• _WORK REQUIRED_:
Which lines of the entries below hold the word "Добавлено"? Report each of them.

****************************************

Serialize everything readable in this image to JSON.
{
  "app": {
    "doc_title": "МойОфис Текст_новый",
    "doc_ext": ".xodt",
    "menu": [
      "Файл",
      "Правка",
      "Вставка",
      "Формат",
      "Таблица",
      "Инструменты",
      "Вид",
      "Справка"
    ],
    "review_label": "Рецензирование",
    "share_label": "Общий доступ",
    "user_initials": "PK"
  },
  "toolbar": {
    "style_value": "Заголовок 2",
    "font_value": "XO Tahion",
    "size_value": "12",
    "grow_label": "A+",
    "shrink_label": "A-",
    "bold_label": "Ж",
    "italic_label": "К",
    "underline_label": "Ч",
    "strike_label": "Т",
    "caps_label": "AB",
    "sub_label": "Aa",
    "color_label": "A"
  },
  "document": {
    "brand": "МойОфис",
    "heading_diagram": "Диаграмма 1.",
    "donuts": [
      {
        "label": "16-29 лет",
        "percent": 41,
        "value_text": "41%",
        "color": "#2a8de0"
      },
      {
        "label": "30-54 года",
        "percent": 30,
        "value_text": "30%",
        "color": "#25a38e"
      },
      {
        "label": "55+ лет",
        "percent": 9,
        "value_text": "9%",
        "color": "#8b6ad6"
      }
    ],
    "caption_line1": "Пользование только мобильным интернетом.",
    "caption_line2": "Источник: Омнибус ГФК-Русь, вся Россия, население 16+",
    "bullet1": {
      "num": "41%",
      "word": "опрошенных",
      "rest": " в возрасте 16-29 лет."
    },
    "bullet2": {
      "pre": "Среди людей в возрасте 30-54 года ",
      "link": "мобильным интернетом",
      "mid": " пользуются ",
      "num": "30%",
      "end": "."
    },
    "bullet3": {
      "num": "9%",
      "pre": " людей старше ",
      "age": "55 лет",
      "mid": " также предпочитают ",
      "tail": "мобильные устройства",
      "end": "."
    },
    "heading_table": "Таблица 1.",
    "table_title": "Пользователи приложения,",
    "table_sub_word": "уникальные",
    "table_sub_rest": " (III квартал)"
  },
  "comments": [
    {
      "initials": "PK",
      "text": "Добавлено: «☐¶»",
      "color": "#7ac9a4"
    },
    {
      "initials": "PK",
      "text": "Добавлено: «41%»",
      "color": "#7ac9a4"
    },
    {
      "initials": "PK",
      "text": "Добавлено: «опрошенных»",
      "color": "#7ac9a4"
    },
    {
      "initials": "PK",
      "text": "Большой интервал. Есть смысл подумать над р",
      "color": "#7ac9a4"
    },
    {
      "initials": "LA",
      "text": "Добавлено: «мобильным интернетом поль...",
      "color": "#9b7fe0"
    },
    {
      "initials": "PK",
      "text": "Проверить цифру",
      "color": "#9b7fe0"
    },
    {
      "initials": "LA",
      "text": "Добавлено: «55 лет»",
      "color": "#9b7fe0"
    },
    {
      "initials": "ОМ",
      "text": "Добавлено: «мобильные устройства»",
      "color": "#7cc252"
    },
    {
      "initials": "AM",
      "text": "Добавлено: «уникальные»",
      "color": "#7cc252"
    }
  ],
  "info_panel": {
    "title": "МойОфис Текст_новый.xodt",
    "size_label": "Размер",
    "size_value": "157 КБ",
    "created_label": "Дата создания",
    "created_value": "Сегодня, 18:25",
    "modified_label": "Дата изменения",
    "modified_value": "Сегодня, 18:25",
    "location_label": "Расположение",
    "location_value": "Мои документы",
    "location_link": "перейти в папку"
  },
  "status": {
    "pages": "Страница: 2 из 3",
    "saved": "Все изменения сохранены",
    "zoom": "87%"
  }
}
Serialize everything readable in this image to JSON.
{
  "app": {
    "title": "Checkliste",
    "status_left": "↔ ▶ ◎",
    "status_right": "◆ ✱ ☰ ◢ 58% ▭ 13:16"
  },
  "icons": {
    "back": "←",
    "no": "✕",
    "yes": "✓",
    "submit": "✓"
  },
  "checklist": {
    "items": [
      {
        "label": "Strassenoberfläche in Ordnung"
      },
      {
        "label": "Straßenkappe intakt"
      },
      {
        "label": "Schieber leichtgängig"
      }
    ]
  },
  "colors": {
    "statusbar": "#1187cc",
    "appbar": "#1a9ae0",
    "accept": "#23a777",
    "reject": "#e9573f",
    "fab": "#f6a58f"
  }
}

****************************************

• _EXERCISE SOLUTION_:
      "text": "Добавлено: «☐¶»",
      "text": "Добавлено: «41%»",
      "text": "Добавлено: «опрошенных»",
      "text": "Добавлено: «мобильным интернетом поль...",
      "text": "Добавлено: «55 лет»",
      "text": "Добавлено: «мобильные устройства»",
      "text": "Добавлено: «уникальные»",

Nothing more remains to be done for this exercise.